Calibres and bullets, Any 30 caliber type firearm that you shoot accurately is great. 308, 30.06, 300 Magnum, 7mm Magnum etc are all great calibers. If you can find one that shoots 180 grain bullets well, that would be outstanding. As a general rule, premium quality, heavy for caliber bullets are your best choice. Many fine bullets are on the market today; the Nosler Partition, the Swift A-Frame, Woodleigh Weldcore, Barnes X & Triple Shock, just to name a few. Many of these fine bullets are available in factory-loaded ammunition and can also be hand-loaded, if you possess those skills. African game seems to be a bit tougher than game found elsewhere in the world. Perhaps this is due to evolution and the extensive predication to which they are subjected, so do not “skimp” on ammunition. 




 As an Outfitter, while lesser calibers will do just fine on the smaller antelope, the .270 Win should be considered the minimum for most medium-sized plains game species. With the proper premium grade bullets and good shot placement, the .270 is fully capable of taking many of the larger plains game animals.The 300 Win Mag is an excellent all-round choice, especially if your safari will take you to areas where long shots may be necessary. The above-mentioned calibers are merely examples and should in no way be considered as recommendations. BRING A RIFLE THAT YOU SHOOT WELL AND ARE COMFORTABLE WITH !




You can bring the finest rifles to Africa in just the right caliber, with the perfectly matched heavy for caliber premium quality bullets and all will be for nothing if your shots are not placed correctly. SHOT PLACEMENT is the most important aspect of any discussion regarding hunting with a rifle. Put in its most simple terms: “It's not what you shoot him with, but where you shoot him that matters the most." A badly placed shot with even the largest of rifles and the finest bullets available will result, at best, in a very long day of tracking and, at worst, a lost trophy. The loss of a fine trophy can be a big disappointment but, in case you have not heard: if you make it bleed, you pay for it.



Your Professional Hunter will guide you in this matter. Trust his judgment and do your best to put your shot where he recommends. If you are unsure or uncomfortable with the shot, do not take it. They will understand as they also dont want you make a poor shot. 

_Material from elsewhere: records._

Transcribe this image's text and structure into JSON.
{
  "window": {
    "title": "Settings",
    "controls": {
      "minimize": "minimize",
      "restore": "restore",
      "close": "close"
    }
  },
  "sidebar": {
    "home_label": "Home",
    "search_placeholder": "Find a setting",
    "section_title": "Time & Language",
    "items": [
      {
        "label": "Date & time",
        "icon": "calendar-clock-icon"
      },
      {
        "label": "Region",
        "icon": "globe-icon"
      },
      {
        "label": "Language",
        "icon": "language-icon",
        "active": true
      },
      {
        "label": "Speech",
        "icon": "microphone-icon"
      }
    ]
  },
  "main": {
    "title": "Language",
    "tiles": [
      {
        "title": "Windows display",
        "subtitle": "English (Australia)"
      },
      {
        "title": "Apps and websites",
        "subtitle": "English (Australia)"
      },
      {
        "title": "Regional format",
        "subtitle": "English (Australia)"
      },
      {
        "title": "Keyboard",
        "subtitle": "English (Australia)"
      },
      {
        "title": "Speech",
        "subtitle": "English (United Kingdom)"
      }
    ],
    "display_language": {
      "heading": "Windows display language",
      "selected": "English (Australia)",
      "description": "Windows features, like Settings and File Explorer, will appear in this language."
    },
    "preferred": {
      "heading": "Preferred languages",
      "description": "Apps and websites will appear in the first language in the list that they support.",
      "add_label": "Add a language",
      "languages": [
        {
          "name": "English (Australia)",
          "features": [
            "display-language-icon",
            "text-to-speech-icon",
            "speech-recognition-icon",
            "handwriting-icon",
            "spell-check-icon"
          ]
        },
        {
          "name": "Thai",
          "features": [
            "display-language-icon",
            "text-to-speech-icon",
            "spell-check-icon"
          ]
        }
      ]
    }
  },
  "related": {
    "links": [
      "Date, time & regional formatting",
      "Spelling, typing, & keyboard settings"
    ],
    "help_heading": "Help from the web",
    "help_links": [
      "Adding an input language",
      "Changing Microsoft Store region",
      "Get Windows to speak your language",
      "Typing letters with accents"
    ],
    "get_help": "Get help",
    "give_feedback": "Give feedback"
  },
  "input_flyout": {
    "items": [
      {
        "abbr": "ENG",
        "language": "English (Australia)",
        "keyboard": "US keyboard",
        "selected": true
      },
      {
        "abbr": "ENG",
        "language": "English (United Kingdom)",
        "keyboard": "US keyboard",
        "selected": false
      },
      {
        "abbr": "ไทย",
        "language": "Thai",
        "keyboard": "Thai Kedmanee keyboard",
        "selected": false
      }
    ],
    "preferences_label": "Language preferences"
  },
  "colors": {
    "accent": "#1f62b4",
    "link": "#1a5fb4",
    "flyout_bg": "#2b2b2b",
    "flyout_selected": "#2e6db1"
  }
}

You can stack the odds in your favor here by doing a bit of homework. An excellent book, “Perfect Shot” by Kevin Robertson, a veterinarian and professional hunter, is available. It details shot placement on just about every species of African game that you might encounter. And by all means, go to the rifle range and practice. Sight your rifle in at the desired distance, usually between 100 and 150 yards using a solid bench rest. Once your rifle is “on target”, get off the bench and shoot from the shooting sticks, off hand, sitting, kneeling and the various other positions, Learn to shoot on shooting sticks as that is what you will be using for the most part when you take your shot. You might use a tree or a bush if it is available and convenient. Even the most experienced shooter needs to hone his skills with the rifle. Ammunition is cheap compared to the cost of the safari, so practice, practice, practice!

 Bottom line is you want to be accurate and you want to be accurate to 200 yards minimum. If you can be accurate to 300 yards, that increases your chances of collecting your trophies but most of your shots will be 200 yards and closer. If you don’t have the dial up and shoot type set up, I would recommend 200 yard zero and then just know where the bullet hits at 50, 100, 150, 250 and 300. I don’t shoot past 200 unless it is absolutely necessary.



We look forward to seeing you soon and

Making your Wildest Dreams come True!!